Librarian of Congress Carla Hayden today named 25 recordings as audio treasures worthy of preservation for all time based on their cultural, historical or aesthetic importance in the nation’s recorded sound heritage.
“The National Recording Registry will preserve our history through these vibrant recordings of music and voices that have reflected our humanity and shaped our culture from the past 143 years,” Hayden said. “We received about 900 public nominations this year for recordings to add to the registry, and we welcome the public’s input as the Library of Congress and its partners preserve the diverse sounds of history and culture.”
The recordings most recently selected for the National Recording Registry bring the number of titles on the registry to 575, representing a small portion of the national library’s vast recorded sound collection of nearly 3 million items.
“The Harder They Come” soundtrack is only the second reggae album to be inducted with the first being “Burnin’ ” by The Wailers.
The 25 albums honoured include Janet Jackson’s clarion call for action and healing in “Rhythm Nation 1814” and joins other groundbreaking sounds of history and culture among the latest titles inducted into the National Recording Registry of the Library of Congress, including Louis Armstrong’s “When the Saints Go Marching In,” Labelle’s “Lady Marmalade,” Nas’ “Illmatic,” Kool & the Gang’s “Celebration,” and Kermit the Frog’s “The Rainbow Connection.”
The Harder They Come makes List
The latest selections named to the registry, spanning from 1878 to 2008, range from pop, hip-hop and country to reggae, Latin, Hawaiian, jazz, blues, gospel, classical and children’s music.
NPR’s “1A” will host several features in the series, “The Sounds of America,” on the National Recording Registry selections, including interviews with Jimmy Cliff, Chris Blackwell, Kwame Dawes and Justine Henzell regarding the significance of The Harder They Come.
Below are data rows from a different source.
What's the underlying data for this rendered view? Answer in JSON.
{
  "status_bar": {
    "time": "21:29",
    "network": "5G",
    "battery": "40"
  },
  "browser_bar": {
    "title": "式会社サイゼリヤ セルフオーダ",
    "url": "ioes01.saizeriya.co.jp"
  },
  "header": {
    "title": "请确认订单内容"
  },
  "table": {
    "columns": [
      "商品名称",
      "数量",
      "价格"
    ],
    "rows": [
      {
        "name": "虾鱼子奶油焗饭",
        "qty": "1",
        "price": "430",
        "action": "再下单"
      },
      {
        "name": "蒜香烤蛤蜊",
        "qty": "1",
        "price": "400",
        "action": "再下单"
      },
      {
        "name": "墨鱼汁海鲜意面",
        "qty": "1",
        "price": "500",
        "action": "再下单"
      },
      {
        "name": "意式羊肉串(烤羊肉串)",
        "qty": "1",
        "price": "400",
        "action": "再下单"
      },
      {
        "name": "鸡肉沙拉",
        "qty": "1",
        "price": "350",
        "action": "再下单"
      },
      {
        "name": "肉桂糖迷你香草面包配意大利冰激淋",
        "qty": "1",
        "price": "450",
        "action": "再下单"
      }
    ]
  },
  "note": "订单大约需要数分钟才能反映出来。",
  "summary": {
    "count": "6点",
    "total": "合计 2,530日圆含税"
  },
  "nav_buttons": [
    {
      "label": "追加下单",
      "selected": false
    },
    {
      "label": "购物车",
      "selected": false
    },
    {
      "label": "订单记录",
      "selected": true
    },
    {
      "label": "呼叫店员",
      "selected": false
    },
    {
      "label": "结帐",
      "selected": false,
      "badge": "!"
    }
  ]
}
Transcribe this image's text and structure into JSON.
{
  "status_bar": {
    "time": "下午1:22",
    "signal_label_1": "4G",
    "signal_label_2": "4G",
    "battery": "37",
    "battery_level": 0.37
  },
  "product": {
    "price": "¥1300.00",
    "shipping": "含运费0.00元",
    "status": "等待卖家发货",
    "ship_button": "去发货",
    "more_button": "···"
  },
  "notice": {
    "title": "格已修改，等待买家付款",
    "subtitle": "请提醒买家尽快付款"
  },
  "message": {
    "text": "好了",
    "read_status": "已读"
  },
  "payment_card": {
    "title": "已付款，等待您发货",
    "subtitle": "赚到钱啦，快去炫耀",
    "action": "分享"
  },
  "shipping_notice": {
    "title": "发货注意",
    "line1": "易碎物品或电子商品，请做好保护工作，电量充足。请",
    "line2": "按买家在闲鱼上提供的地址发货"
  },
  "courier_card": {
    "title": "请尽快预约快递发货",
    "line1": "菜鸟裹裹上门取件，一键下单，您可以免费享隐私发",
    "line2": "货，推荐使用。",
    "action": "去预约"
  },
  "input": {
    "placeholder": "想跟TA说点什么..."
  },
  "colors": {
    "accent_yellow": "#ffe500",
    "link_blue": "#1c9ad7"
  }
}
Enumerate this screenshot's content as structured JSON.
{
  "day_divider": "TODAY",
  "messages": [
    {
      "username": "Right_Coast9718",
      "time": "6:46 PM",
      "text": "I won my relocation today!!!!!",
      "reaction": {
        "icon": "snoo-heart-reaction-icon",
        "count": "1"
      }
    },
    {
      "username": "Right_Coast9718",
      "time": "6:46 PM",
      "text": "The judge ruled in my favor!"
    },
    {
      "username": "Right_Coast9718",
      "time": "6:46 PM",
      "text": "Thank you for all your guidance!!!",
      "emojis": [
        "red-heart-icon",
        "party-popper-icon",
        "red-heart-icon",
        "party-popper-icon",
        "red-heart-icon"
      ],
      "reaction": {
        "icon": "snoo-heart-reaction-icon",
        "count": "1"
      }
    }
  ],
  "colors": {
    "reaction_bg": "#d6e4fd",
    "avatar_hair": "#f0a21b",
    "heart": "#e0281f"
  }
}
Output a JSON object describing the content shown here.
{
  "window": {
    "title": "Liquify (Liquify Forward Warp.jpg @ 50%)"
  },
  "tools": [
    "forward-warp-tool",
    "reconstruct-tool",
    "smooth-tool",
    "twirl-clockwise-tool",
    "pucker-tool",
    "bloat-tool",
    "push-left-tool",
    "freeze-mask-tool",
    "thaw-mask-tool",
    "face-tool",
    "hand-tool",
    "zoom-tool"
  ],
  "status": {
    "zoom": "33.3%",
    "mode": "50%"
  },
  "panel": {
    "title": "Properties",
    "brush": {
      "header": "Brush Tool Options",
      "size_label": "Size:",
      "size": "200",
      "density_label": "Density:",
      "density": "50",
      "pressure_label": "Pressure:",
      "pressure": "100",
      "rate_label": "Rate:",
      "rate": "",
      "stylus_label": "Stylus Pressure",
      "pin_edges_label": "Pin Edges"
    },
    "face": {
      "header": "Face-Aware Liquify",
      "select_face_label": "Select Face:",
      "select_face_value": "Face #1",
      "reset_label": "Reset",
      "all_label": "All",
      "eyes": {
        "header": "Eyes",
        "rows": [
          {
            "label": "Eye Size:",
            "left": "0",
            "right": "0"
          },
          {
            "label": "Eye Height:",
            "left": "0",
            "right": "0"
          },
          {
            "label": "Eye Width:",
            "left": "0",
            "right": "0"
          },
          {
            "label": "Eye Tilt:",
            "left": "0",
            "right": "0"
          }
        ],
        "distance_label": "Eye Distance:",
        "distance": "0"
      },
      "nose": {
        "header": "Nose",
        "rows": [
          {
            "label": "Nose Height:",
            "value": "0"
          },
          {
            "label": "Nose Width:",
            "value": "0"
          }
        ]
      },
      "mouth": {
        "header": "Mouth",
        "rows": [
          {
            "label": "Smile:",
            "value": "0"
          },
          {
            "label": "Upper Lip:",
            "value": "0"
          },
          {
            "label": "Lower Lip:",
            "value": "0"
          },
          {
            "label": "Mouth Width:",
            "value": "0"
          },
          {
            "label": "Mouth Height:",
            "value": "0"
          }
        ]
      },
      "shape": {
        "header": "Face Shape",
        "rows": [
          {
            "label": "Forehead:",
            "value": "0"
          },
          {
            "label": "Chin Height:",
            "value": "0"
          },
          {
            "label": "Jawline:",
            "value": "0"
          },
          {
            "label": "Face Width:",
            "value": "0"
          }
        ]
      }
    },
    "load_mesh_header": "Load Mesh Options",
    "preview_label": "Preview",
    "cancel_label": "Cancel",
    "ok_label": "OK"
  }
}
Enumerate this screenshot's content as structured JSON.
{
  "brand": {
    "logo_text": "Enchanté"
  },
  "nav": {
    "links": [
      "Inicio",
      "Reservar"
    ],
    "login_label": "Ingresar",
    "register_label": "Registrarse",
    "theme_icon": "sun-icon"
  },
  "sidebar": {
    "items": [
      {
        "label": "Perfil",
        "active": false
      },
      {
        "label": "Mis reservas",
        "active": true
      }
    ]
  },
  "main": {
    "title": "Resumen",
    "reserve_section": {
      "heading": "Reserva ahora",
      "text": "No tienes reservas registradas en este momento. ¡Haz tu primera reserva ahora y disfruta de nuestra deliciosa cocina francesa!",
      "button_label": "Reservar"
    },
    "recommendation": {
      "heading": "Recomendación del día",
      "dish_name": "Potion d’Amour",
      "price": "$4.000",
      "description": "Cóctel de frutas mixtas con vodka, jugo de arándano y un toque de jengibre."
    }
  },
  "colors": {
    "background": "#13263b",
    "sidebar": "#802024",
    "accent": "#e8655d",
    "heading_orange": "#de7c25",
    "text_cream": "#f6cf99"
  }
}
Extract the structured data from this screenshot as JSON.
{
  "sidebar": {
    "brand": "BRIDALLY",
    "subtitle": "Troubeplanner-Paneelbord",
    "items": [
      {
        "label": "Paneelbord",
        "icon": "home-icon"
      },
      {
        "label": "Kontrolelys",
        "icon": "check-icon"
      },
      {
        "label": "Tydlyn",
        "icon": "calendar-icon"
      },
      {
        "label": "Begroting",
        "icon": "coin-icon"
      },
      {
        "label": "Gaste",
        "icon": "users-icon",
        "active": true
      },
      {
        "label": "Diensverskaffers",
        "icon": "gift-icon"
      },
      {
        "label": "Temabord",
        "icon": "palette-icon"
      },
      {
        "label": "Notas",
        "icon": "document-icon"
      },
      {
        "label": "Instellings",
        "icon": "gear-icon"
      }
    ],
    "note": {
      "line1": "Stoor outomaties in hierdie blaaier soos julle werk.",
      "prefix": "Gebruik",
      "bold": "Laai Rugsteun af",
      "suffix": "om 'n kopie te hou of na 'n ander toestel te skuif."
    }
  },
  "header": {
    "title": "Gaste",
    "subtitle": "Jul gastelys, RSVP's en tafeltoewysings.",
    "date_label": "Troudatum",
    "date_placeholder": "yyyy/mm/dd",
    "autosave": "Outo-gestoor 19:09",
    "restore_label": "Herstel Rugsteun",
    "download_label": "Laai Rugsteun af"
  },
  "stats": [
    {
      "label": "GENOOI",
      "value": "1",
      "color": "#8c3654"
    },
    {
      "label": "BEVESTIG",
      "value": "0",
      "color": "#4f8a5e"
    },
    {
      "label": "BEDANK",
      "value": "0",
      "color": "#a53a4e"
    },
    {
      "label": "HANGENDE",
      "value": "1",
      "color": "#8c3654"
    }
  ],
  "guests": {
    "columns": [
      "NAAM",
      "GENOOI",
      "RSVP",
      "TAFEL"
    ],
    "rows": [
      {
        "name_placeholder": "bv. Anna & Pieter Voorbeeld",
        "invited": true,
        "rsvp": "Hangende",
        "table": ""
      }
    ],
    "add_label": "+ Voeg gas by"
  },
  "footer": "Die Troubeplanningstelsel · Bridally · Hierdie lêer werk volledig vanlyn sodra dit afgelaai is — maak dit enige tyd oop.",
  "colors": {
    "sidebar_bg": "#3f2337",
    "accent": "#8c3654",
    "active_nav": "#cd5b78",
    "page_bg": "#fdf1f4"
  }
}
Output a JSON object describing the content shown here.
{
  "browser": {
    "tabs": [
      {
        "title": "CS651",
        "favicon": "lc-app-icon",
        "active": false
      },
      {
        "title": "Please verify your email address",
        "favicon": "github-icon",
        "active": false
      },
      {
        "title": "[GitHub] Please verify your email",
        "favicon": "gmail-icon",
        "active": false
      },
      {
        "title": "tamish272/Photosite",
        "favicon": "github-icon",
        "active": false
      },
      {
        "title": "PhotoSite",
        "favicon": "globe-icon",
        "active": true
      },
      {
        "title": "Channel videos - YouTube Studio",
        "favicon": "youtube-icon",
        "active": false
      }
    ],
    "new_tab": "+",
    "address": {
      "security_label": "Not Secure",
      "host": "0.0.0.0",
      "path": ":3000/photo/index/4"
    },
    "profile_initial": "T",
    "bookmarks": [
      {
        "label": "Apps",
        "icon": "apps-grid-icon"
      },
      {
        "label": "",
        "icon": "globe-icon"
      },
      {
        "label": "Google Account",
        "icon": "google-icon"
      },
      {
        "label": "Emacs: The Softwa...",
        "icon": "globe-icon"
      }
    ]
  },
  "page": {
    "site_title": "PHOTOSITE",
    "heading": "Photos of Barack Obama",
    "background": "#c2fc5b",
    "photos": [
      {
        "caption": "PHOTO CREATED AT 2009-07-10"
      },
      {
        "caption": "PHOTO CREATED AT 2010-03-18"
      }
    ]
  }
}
Follow the conversation about the registry on Twitter and Instagram @librarycongress and #NatRecRegistry and @THTCthemovie.
Music that Endures
The enduring cultural impact of music reveals itself in various ways: over time for some songs, through numerous covers inspired by the original, or perhaps from the perennial use of certain music in movies, television, celebrations and on dance floors. This has made some tunes familiar sounds of America’s shared songbook, including “Lady Marmalade,” recorded by Patti LaBelle, Sarah Dash and Nona Hendryx, “Somewhere Over the Rainbow / What a Wonderful World” recorded by Israel Kamakawiwo’ole in 1993, and “Celebration” recorded by Kool & the Gang in 1980.
Some albums inducted this year into the recording registry demonstrated the power to influence entire genres of music. When Nas released his 1994 hip-hop album “Illmatic,” fans celebrated it for its rhythmic originality and complexity, and its technique has been widely copied since.
In the case of reggae, “The Harder They Come” was the first Jamaican-produced feature film in 1972. The movie soundtrack, released on Island Records, features six songs recorded by Cliff has been credited with taking reggae worldwide while also presenting other reggae stars like Toots & the Maytals to a global audience.
About the National Recording Registry
Under the terms of the National Recording Preservation Act of 2000, the Librarian of Congress, with advice from the National Recording Preservation Board, selects 25 titles each year that are “culturally, historically, or aesthetically significant” and are at least 10 years old. You can find more information on the National Recording Registry at loc.gov/programs/national-recording-preservation-board/about-this-program/. The public may nominate recordings for the Registry here.